EXERCISE INPUTS: Begin

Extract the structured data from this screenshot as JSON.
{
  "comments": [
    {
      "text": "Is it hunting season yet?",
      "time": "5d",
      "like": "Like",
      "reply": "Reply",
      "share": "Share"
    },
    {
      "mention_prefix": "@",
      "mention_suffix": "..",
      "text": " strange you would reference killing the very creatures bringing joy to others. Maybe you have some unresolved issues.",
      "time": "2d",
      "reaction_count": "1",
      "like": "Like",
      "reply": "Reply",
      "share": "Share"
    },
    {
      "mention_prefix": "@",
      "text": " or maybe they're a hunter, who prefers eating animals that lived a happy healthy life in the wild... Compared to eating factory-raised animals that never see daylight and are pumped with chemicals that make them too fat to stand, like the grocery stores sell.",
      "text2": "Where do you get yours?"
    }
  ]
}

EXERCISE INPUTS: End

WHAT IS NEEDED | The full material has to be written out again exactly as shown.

TASK OUTPUT |
Extract the structured data from this screenshot as JSON.
{
  "comments": [
    {
      "text": "Is it hunting season yet?",
      "time": "5d",
      "like": "Like",
      "reply": "Reply",
      "share": "Share"
    },
    {
      "mention_prefix": "@",
      "mention_suffix": "..",
      "text": " strange you would reference killing the very creatures bringing joy to others. Maybe you have some unresolved issues.",
      "time": "2d",
      "reaction_count": "1",
      "like": "Like",
      "reply": "Reply",
      "share": "Share"
    },
    {
      "mention_prefix": "@",
      "text": " or maybe they're a hunter, who prefers eating animals that lived a happy healthy life in the wild... Compared to eating factory-raised animals that never see daylight and are pumped with chemicals that make them too fat to stand, like the grocery stores sell.",
      "text2": "Where do you get yours?"
    }
  ]
}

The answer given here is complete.